1. Regulation, religious experience, and epilepsy: a lens on complementary therapies.

Cohen MH.

http://www.ncbi.nlm.nih.gov/pubmed/14698692

http://www.ncbi.nlm.nih.gov/pubmed/14698692

 

Source

HMS-Osher Institute, Harvard Medical School, 02215, Boston, MA, USA.

Abstract

Complementary and alternative medical (CAM) therapies include chiropractic, acupuncture and traditional Oriental medicine, massage therapy, and herbal remedies; mind-body therapies (such as meditative practices and visualization); and folk practices and religious healing. Of these, modalities based on spiritual healing create a number of conundrums for the clinician, including legal, regulatory, and ethical issues. Further, the historic relationship between the study of epilepsy and religious experience suggests particular, potential associations between CAM therapies (and especially spiritual healing) and care for epileptic patients. There are at least two dimensions to this exploration: first, the widespread use of spiritual healing for treatment of epilepsy; and second, the hypothesized connection between epileptic seizures and mystical states. A number of legal rules help address potential abuse of authority by health care professionals, and include: (1) medical licensure; (2) scope of practice; (3) professional discipline; (4) malpractice; and (5) fraud. This article offers a preliminary resource for clinicians interested in these topics.

PMID: 14698692

[PubMed - indexed for MEDLINE]

 

2. Use of aromatherapy (with or without hypnosis) in the treatment of intractable epilepsy--a two-year follow-up study.

Betts T.

http://www.ncbi.nlm.nih.gov/pubmed/14630489

 

Source

Birmingham University Seizure Clinic, Queen Elizabeth Psychiatric Hospital, Birmingham B15 2QZ, UK. t.a.betts@bhem.ac.uk

Abstract

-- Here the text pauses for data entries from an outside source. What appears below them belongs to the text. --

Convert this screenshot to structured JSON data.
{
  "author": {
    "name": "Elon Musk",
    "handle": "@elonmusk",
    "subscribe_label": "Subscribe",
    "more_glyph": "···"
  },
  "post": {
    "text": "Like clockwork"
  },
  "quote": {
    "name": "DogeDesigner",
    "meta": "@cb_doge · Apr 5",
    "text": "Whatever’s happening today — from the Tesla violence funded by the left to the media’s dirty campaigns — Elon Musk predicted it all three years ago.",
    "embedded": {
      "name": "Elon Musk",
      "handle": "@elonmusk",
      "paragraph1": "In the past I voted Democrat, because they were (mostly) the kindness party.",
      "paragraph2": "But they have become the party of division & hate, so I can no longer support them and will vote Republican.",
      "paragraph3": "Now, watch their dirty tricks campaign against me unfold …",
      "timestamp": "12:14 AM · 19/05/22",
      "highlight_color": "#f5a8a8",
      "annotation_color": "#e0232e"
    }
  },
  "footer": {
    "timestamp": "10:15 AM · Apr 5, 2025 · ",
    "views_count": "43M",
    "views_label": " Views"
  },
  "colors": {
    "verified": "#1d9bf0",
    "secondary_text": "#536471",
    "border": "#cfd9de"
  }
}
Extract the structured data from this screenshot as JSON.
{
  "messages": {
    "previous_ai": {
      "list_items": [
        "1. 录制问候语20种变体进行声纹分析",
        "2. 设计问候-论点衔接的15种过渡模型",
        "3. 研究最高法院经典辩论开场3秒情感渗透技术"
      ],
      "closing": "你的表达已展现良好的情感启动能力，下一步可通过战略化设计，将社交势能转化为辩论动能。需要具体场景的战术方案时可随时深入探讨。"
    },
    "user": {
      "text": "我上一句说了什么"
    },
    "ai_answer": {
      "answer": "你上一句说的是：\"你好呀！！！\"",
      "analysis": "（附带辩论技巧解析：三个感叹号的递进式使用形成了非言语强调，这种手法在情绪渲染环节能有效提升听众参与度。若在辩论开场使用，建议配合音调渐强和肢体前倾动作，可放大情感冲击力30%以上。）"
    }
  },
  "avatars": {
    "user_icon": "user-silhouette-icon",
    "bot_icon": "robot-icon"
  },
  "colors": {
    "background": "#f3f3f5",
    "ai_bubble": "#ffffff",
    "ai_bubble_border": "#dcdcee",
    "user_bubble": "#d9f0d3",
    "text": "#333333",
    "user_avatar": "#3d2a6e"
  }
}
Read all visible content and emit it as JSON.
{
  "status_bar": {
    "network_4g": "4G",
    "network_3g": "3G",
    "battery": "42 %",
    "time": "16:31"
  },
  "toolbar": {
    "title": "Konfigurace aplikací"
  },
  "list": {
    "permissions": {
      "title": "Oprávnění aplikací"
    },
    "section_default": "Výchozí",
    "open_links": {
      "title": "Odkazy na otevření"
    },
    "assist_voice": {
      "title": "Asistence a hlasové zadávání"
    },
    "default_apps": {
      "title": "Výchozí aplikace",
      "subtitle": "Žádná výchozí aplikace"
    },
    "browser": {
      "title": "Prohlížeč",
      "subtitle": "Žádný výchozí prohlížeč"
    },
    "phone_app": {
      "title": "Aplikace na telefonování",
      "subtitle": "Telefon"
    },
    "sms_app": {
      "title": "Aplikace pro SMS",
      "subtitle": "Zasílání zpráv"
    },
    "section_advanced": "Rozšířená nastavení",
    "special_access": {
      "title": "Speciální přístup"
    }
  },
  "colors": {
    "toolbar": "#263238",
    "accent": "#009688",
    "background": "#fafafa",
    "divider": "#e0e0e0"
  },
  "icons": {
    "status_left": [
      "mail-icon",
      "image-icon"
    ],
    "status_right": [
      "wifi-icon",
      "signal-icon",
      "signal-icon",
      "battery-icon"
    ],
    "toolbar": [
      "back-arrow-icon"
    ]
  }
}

We have been trying the effect of aromatherapy (with or without hypnosis) in patients with intractable epilepsy who ask for it. This is a report of the first 100 patients to try the treatment, followed up for at least two years after the treatment ended. It is important to remember that this was a treatment for people who had asked for it and for whom time and a therapist was available. It was not a controlled trial but was carried out when we could and at a time when we were experimenting with the best way of using it. Results must therefore be treated with caution and with due regard to other therapeutic factors that may be implicated in the results, both good and bad. We assume that the result (with over a third of the patients using aromatherapy with or without hypnosis becoming seizure free for at least a year) as being the best that could be achieved and likely to be less in a properly controlled trial. Of the three treatments tried (aromatherapy on its own, aromatherapy plus hypnosis and hypnosis without aromatherapy), aromatherapy plus hypnosis seems to have had the best and most lasting effect (a third of patients still seizure free at two years), but was the most labour intensive and needed medical therapist input. Aromatherapy itself might be best reserved as a short-term treatment for people going through a bad time with their seizures. A fuller and more lasting effect may be obtained with aromatherapy plus hypnosis, but this needs a patient who is prepared to put much time and personal effort into the treatment.

PMID: 14630489

[PubMed - indexed for MEDLINE]